# 2006 AIME II Problems/Problem 14

## Problem

Let $S_n$ be the sum of the reciprocals of the non-zero digits of the integers from $1$ to $10^n$ inclusive. Find the smallest positive integer $n$ for which $S_n$ is an integer.

## Solution

Let $K = \sum_{i=1}^{9}{\frac{1}{i}}$. Examining the terms in $S_1$, we see that $S_1 = K + 1$ since each digit $n$ appears once and 1 appears an extra time. Now consider writing out $S_2$. Each term of $K$ will appear 10 times in the units place and 10 times in the tens place (plus one extra 1 will appear), so $S_2 = 20K + 1$.

In general, we will have that $S_n = (n10^{n-1})K + 1$

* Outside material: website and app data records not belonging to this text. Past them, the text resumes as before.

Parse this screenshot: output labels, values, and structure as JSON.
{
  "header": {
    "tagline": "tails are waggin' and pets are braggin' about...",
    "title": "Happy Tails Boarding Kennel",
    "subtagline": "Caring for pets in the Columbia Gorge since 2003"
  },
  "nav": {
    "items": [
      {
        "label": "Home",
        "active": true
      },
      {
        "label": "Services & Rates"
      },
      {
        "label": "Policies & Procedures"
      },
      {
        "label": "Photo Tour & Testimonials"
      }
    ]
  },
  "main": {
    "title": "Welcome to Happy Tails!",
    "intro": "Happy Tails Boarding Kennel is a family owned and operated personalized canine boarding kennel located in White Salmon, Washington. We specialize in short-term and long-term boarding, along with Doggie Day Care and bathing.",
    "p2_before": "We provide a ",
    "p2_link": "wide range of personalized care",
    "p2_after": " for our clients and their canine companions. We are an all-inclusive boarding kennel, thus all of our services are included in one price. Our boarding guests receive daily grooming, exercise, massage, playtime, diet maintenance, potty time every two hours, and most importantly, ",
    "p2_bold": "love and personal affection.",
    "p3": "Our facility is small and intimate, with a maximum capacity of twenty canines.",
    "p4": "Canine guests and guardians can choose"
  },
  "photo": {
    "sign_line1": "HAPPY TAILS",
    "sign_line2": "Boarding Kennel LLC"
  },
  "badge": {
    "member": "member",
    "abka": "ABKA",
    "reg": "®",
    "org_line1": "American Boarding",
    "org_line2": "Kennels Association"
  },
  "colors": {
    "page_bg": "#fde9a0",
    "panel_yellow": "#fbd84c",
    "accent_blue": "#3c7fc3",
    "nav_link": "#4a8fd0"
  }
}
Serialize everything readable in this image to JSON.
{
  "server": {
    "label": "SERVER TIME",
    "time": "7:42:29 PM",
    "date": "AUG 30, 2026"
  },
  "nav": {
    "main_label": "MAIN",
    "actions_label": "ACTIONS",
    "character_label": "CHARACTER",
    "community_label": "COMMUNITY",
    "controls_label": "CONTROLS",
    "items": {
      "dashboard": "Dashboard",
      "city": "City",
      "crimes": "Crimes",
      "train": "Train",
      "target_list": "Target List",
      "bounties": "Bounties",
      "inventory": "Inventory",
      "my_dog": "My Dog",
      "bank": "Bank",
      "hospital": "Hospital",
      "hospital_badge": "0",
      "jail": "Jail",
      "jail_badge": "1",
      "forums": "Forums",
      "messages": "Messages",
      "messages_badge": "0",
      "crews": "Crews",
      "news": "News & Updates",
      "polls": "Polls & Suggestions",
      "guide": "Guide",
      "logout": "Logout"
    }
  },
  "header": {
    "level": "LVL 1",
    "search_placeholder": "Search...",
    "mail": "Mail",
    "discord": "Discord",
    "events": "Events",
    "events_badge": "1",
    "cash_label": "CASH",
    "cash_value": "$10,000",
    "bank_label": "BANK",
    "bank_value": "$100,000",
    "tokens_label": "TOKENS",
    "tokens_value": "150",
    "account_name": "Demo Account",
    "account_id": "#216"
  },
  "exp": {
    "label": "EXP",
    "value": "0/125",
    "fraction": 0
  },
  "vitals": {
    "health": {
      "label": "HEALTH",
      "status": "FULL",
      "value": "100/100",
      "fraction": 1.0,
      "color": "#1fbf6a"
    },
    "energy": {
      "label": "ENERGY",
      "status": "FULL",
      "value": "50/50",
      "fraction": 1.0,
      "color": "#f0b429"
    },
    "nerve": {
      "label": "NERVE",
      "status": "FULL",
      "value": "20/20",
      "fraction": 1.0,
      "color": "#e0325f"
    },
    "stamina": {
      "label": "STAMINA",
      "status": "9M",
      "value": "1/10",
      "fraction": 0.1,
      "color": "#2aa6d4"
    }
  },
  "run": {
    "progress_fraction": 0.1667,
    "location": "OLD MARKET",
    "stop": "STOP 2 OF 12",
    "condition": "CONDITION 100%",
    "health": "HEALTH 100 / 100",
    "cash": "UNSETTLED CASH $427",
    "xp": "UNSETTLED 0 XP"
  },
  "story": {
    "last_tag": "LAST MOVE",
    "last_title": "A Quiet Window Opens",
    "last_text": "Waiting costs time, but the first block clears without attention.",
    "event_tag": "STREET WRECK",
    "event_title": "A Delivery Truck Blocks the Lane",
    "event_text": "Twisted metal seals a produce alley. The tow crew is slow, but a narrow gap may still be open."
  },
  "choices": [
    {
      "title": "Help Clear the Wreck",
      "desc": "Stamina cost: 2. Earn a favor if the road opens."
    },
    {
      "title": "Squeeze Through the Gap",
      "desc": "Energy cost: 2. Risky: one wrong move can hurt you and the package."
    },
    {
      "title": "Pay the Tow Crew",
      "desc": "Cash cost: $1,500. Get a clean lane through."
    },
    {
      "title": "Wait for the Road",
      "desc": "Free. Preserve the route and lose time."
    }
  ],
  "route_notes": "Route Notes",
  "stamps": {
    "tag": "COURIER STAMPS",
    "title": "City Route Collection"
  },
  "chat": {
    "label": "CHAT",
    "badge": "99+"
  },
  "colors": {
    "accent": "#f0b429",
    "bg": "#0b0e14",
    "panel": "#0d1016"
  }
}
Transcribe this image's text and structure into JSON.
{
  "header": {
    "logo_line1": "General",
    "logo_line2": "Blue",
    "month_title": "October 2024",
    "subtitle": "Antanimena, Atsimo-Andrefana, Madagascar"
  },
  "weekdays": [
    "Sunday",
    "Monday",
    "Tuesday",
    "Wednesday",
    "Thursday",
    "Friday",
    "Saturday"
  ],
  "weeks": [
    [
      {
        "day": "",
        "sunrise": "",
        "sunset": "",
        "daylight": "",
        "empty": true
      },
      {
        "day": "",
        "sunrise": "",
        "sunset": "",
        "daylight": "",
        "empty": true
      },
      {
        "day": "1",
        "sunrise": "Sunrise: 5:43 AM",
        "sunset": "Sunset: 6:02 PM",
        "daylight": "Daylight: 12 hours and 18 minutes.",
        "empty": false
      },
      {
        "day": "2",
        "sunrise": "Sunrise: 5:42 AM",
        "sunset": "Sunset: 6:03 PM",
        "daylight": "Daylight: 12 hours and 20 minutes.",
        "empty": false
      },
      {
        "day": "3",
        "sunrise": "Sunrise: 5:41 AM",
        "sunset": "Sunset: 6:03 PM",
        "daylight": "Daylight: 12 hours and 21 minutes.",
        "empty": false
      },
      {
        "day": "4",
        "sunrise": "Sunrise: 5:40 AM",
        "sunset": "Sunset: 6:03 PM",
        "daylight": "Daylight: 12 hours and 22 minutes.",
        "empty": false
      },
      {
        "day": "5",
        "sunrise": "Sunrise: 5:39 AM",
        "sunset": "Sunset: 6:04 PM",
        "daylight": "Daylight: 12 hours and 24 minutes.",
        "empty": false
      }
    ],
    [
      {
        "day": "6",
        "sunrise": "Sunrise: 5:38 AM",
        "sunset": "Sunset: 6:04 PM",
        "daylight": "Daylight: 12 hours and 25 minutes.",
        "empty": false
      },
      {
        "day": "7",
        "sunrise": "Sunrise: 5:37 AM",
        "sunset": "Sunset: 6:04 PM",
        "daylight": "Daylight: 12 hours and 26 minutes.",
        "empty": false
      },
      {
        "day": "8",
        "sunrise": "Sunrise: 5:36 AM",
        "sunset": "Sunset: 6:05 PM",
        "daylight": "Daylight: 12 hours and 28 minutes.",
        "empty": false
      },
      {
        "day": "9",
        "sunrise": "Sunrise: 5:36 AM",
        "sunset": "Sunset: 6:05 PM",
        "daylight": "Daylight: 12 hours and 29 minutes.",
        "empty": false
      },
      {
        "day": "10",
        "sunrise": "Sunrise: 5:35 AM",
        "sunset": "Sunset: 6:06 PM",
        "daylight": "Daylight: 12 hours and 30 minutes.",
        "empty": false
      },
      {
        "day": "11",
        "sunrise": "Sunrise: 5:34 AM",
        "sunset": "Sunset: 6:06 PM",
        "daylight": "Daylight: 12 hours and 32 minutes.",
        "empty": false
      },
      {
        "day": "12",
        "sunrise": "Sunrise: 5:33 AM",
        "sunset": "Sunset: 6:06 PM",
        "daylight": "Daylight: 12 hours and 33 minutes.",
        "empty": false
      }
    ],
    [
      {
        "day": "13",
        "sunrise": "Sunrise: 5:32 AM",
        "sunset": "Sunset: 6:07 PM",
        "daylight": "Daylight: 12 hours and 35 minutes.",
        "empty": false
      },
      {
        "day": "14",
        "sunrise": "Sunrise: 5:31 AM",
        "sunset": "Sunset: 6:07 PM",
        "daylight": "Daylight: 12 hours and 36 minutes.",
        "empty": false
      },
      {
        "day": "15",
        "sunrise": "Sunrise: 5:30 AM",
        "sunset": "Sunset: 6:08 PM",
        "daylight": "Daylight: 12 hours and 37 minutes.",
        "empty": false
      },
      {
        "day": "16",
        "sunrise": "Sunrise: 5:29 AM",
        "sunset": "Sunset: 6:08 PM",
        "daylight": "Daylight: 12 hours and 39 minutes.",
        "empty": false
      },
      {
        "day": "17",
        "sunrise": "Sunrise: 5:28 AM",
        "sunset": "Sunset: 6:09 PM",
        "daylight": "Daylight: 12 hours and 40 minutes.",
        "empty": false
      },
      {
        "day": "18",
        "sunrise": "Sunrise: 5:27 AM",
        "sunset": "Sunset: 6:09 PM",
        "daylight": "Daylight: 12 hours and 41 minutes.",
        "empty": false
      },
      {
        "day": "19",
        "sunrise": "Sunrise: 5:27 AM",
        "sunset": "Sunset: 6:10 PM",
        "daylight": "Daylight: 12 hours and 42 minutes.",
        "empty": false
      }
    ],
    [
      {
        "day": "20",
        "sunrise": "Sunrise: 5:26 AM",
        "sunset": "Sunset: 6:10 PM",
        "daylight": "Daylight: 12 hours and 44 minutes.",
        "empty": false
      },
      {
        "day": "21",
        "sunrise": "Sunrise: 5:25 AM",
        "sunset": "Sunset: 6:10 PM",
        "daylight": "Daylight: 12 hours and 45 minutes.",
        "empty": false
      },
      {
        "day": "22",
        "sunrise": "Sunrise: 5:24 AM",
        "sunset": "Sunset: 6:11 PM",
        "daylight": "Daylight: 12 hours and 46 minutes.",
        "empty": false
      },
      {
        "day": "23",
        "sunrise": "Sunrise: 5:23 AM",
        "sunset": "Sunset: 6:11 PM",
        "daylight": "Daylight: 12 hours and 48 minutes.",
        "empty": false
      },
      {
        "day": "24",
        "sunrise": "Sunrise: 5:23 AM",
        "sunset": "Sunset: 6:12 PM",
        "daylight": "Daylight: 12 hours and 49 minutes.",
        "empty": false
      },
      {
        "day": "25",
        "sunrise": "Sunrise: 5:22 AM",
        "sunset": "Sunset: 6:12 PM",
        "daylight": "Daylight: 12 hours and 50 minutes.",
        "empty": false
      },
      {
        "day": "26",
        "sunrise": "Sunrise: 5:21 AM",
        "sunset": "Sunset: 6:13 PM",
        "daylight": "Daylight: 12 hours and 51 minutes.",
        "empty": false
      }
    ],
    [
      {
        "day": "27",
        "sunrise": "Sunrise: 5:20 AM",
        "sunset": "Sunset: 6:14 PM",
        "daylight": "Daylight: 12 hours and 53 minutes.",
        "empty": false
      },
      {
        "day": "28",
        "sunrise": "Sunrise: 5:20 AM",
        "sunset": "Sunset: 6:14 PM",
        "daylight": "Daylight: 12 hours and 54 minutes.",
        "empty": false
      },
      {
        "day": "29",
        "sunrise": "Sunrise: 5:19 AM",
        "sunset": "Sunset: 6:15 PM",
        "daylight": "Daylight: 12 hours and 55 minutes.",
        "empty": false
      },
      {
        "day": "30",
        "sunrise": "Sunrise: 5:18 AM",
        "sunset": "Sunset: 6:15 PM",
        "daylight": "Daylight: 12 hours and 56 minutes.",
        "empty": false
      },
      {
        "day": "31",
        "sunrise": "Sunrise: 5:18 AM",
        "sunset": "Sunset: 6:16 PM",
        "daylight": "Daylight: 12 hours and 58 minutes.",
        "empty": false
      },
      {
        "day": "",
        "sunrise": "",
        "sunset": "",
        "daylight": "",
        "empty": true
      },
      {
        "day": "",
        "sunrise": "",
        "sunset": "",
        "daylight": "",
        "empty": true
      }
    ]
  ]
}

because each digit will appear $10^{n - 1}$ times in each place in the numbers $1, 2, \ldots, 10^{n} - 1$, and there are $n$ total places.

The denominator of $K$ is $D = 2^3\cdot 3^2\cdot 5\cdot 7$. For $S_n$ to be an integer, $n10^{n-1}$ must be divisible by $D$. Since $10^{n-1}$ only contains the factors $2$ and $5$ (but will contain enough of them when $n \geq 3$), we must choose $n$ to be divisible by $3^2\cdot 7$. Since we're looking for the smallest such $n$, the answer is $\boxed{063}$.

The problems on this page are copyrighted by the Mathematical Association of America's American Mathematics Competitions.